◆ ASSIGNMENT ◆
The expected output is the complete listing, unchanged.

◆ MATERIAL FOR THIS EXERCISE ◆
--
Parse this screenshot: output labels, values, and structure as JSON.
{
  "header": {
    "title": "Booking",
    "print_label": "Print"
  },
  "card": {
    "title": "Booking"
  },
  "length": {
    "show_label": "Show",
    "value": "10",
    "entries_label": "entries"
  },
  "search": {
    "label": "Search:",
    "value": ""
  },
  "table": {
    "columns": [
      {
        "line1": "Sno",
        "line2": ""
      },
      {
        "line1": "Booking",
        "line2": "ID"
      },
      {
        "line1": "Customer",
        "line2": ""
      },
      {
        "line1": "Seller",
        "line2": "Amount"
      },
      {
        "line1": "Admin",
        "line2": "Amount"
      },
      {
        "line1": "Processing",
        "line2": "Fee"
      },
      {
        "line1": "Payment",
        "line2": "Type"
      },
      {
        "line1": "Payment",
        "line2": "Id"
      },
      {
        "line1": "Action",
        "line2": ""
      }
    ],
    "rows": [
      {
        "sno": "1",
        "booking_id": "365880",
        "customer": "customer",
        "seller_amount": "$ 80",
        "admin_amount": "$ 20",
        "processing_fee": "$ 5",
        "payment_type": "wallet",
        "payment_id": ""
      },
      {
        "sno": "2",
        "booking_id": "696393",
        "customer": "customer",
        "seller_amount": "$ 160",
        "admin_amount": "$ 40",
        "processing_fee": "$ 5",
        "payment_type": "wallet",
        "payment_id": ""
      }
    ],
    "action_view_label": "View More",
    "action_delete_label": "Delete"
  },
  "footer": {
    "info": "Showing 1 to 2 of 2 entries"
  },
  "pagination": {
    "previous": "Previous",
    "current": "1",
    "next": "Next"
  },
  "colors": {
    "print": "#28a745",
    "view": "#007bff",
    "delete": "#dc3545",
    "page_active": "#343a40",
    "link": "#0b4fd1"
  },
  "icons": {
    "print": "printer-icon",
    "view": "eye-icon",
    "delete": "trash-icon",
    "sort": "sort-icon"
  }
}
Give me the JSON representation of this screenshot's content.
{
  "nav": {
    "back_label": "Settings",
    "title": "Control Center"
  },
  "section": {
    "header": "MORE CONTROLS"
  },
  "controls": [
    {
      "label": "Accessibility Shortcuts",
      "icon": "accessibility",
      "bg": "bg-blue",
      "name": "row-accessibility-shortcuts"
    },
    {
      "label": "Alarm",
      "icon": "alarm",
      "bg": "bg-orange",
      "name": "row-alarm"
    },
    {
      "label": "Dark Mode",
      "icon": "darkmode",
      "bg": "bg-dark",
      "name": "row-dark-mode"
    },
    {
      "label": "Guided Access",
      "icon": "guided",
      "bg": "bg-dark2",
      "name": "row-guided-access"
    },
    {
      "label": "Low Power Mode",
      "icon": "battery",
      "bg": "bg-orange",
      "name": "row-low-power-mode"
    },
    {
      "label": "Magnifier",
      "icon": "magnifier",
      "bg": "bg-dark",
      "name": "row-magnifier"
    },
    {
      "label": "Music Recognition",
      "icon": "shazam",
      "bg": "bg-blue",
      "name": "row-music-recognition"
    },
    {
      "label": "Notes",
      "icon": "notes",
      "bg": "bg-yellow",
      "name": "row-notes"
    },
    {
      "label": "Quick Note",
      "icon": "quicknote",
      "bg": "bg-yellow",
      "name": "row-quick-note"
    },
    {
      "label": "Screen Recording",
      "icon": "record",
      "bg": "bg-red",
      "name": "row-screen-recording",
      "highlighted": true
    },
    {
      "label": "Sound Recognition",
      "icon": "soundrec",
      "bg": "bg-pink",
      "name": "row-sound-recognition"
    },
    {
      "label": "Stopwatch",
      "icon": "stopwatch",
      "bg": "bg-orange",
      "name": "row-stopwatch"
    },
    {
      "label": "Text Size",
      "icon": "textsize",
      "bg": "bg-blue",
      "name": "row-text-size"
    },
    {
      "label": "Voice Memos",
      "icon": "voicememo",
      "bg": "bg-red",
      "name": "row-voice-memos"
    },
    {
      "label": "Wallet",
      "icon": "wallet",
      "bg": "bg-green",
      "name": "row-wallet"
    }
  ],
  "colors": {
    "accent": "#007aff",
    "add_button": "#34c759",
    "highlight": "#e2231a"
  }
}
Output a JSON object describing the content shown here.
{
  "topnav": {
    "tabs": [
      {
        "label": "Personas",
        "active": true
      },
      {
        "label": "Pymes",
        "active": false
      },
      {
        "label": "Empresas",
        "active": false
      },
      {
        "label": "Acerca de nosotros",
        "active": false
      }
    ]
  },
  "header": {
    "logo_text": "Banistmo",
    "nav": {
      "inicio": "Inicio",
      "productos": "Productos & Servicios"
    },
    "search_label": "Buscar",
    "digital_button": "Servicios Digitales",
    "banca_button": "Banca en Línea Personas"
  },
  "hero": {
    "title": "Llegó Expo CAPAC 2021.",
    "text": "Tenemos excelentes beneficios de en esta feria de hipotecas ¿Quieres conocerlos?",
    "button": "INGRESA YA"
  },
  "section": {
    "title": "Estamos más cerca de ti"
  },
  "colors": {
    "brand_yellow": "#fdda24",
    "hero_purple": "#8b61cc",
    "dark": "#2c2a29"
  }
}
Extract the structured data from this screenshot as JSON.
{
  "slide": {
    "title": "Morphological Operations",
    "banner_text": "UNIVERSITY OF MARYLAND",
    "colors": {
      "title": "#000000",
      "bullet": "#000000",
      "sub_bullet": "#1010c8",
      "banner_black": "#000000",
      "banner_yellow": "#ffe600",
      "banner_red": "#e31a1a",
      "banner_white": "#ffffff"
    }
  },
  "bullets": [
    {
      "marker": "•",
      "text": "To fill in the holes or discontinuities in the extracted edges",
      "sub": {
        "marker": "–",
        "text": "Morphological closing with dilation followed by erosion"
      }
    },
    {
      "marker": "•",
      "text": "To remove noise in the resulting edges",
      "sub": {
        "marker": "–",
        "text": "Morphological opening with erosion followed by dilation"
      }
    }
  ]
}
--
◆ OUTPUT OF THE EXERCISE ◆
Parse this screenshot: output labels, values, and structure as JSON.
{
  "header": {
    "title": "Booking",
    "print_label": "Print"
  },
  "card": {
    "title": "Booking"
  },
  "length": {
    "show_label": "Show",
    "value": "10",
    "entries_label": "entries"
  },
  "search": {
    "label": "Search:",
    "value": ""
  },
  "table": {
    "columns": [
      {
        "line1": "Sno",
        "line2": ""
      },
      {
        "line1": "Booking",
        "line2": "ID"
      },
      {
        "line1": "Customer",
        "line2": ""
      },
      {
        "line1": "Seller",
        "line2": "Amount"
      },
      {
        "line1": "Admin",
        "line2": "Amount"
      },
      {
        "line1": "Processing",
        "line2": "Fee"
      },
      {
        "line1": "Payment",
        "line2": "Type"
      },
      {
        "line1": "Payment",
        "line2": "Id"
      },
      {
        "line1": "Action",
        "line2": ""
      }
    ],
    "rows": [
      {
        "sno": "1",
        "booking_id": "365880",
        "customer": "customer",
        "seller_amount": "$ 80",
        "admin_amount": "$ 20",
        "processing_fee": "$ 5",
        "payment_type": "wallet",
        "payment_id": ""
      },
      {
        "sno": "2",
        "booking_id": "696393",
        "customer": "customer",
        "seller_amount": "$ 160",
        "admin_amount": "$ 40",
        "processing_fee": "$ 5",
        "payment_type": "wallet",
        "payment_id": ""
      }
    ],
    "action_view_label": "View More",
    "action_delete_label": "Delete"
  },
  "footer": {
    "info": "Showing 1 to 2 of 2 entries"
  },
  "pagination": {
    "previous": "Previous",
    "current": "1",
    "next": "Next"
  },
  "colors": {
    "print": "#28a745",
    "view": "#007bff",
    "delete": "#dc3545",
    "page_active": "#343a40",
    "link": "#0b4fd1"
  },
  "icons": {
    "print": "printer-icon",
    "view": "eye-icon",
    "delete": "trash-icon",
    "sort": "sort-icon"
  }
}
Give me the JSON representation of this screenshot's content.
{
  "nav": {
    "back_label": "Settings",
    "title": "Control Center"
  },
  "section": {
    "header": "MORE CONTROLS"
  },
  "controls": [
    {
      "label": "Accessibility Shortcuts",
      "icon": "accessibility",
      "bg": "bg-blue",
      "name": "row-accessibility-shortcuts"
    },
    {
      "label": "Alarm",
      "icon": "alarm",
      "bg": "bg-orange",
      "name": "row-alarm"
    },
    {
      "label": "Dark Mode",
      "icon": "darkmode",
      "bg": "bg-dark",
      "name": "row-dark-mode"
    },
    {
      "label": "Guided Access",
      "icon": "guided",
      "bg": "bg-dark2",
      "name": "row-guided-access"
    },
    {
      "label": "Low Power Mode",
      "icon": "battery",
      "bg": "bg-orange",
      "name": "row-low-power-mode"
    },
    {
      "label": "Magnifier",
      "icon": "magnifier",
      "bg": "bg-dark",
      "name": "row-magnifier"
    },
    {
      "label": "Music Recognition",
      "icon": "shazam",
      "bg": "bg-blue",
      "name": "row-music-recognition"
    },
    {
      "label": "Notes",
      "icon": "notes",
      "bg": "bg-yellow",
      "name": "row-notes"
    },
    {
      "label": "Quick Note",
      "icon": "quicknote",
      "bg": "bg-yellow",
      "name": "row-quick-note"
    },
    {
      "label": "Screen Recording",
      "icon": "record",
      "bg": "bg-red",
      "name": "row-screen-recording",
      "highlighted": true
    },
    {
      "label": "Sound Recognition",
      "icon": "soundrec",
      "bg": "bg-pink",
      "name": "row-sound-recognition"
    },
    {
      "label": "Stopwatch",
      "icon": "stopwatch",
      "bg": "bg-orange",
      "name": "row-stopwatch"
    },
    {
      "label": "Text Size",
      "icon": "textsize",
      "bg": "bg-blue",
      "name": "row-text-size"
    },
    {
      "label": "Voice Memos",
      "icon": "voicememo",
      "bg": "bg-red",
      "name": "row-voice-memos"
    },
    {
      "label": "Wallet",
      "icon": "wallet",
      "bg": "bg-green",
      "name": "row-wallet"
    }
  ],
  "colors": {
    "accent": "#007aff",
    "add_button": "#34c759",
    "highlight": "#e2231a"
  }
}
Output a JSON object describing the content shown here.
{
  "topnav": {
    "tabs": [
      {
        "label": "Personas",
        "active": true
      },
      {
        "label": "Pymes",
        "active": false
      },
      {
        "label": "Empresas",
        "active": false
      },
      {
        "label": "Acerca de nosotros",
        "active": false
      }
    ]
  },
  "header": {
    "logo_text": "Banistmo",
    "nav": {
      "inicio": "Inicio",
      "productos": "Productos & Servicios"
    },
    "search_label": "Buscar",
    "digital_button": "Servicios Digitales",
    "banca_button": "Banca en Línea Personas"
  },
  "hero": {
    "title": "Llegó Expo CAPAC 2021.",
    "text": "Tenemos excelentes beneficios de en esta feria de hipotecas ¿Quieres conocerlos?",
    "button": "INGRESA YA"
  },
  "section": {
    "title": "Estamos más cerca de ti"
  },
  "colors": {
    "brand_yellow": "#fdda24",
    "hero_purple": "#8b61cc",
    "dark": "#2c2a29"
  }
}
Extract the structured data from this screenshot as JSON.
{
  "slide": {
    "title": "Morphological Operations",
    "banner_text": "UNIVERSITY OF MARYLAND",
    "colors": {
      "title": "#000000",
      "bullet": "#000000",
      "sub_bullet": "#1010c8",
      "banner_black": "#000000",
      "banner_yellow": "#ffe600",
      "banner_red": "#e31a1a",
      "banner_white": "#ffffff"
    }
  },
  "bullets": [
    {
      "marker": "•",
      "text": "To fill in the holes or discontinuities in the extracted edges",
      "sub": {
        "marker": "–",
        "text": "Morphological closing with dilation followed by erosion"
      }
    },
    {
      "marker": "•",
      "text": "To remove noise in the resulting edges",
      "sub": {
        "marker": "–",
        "text": "Morphological opening with erosion followed by dilation"
      }
    }
  ]
}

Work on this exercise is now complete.